Historic Harrogate beauty spot reopens after major restoration

One of Harrogate's finest beauty spots is reopening this weekend after a stunning facelift.

Thursday, 28th July 2016, 8:41 am
Updated Thursday, 28th July 2016, 2:09 pm
Restored and reopened - Plompton Rocks between Harrogate and Wetherby.

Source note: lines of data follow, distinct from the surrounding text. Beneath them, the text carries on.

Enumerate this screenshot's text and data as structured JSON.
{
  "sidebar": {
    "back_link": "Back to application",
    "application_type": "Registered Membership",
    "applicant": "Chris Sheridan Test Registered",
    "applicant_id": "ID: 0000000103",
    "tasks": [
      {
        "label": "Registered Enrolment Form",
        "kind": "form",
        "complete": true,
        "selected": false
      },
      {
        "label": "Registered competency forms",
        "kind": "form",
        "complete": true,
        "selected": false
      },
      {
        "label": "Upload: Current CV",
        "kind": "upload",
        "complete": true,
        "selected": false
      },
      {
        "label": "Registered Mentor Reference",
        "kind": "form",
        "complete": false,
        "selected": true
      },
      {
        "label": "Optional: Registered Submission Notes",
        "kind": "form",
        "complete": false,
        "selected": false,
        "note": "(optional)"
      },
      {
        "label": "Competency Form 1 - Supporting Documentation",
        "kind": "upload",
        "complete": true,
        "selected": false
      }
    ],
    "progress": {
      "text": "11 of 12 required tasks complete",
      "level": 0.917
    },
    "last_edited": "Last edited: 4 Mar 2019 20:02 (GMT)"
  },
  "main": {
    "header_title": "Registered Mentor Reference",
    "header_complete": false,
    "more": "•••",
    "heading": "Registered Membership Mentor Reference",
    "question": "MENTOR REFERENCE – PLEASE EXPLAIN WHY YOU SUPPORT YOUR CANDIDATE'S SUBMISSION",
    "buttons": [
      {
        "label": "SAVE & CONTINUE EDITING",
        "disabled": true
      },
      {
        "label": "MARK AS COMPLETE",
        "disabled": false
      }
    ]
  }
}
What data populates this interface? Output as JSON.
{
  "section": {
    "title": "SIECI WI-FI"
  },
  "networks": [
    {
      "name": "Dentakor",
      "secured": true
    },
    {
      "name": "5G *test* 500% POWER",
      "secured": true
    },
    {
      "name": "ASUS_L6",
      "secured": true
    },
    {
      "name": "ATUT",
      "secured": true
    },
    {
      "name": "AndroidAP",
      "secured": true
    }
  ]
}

Having been closed for months, the newly-restored Plumpton Rocks are also making a starring role as 'Wild Cat Island' in the BBC’s new feature length film adaptation of Swallows and Amazons which will be released next month.Considered to be one of the finest 18th Century landscapes in the North of England, this the renowned Grade 2* listed garden has just completed a major restoration programme and will open to the public from this Saturday, July30.The gardens described by Queen Mary as, ‘Heaven on Earth’, are also making a starring role as Wild Cat Island in the BBC’s new feature length film adaptation of Swallows and Amazons which will be released next month.The three year project achieved the restoration of the parkland, lake, woodland and perhaps most importantly, the magnificent Grade 2 listed dam designed by John Carr of York in the 1760s.Located five miles east of Harrogate Over the last few decades the lake had gradually silted up and the major 18th Century vistas, the 35-acre 18th century landscape garden and grounds have been owned by the Plumpton family since at least the Norman Conquest, with a period of ownership also by the Lascelles Family of Harewood House for just under 200 years. Once a medieval deer park and fish ponds, the present owner who has helmed the restoration is Robert de Plumpton Hunter.The main parts of the work were:The 36 acre former parkland had been ploughed up in 1982 and the original individual specimen parkland trees had been lost.The restoration has allowed for the fields to be reverted back to grassland with 80 individual parkland trees planted.Over the last 250 years the lake has gradually silted up. This meant a large portion of the northern part of the lake had been lost and had become over grown with self-seeding trees. The view looking south towards the Dam and Lover’s Leap had been lost.The dam is Grade 2 Listed but over the last hundred years had lost 5 of its 6 ball finials. These have been reinstated and the dam has been repointed.

The gardens have received substantial grant funding from Natural England under a Higher Level Stewardship Scheme, Historic England and the Country Houses Foundation whose primary objective is to support the preservation of buildings of historic or architectural significance together with their gardens and ground, for the public benefit.

Plumpton Rocks is open to the public Saturdays, Sundays and Public Holidays March to October from 11am to 6pm.

It will also be open every day in August.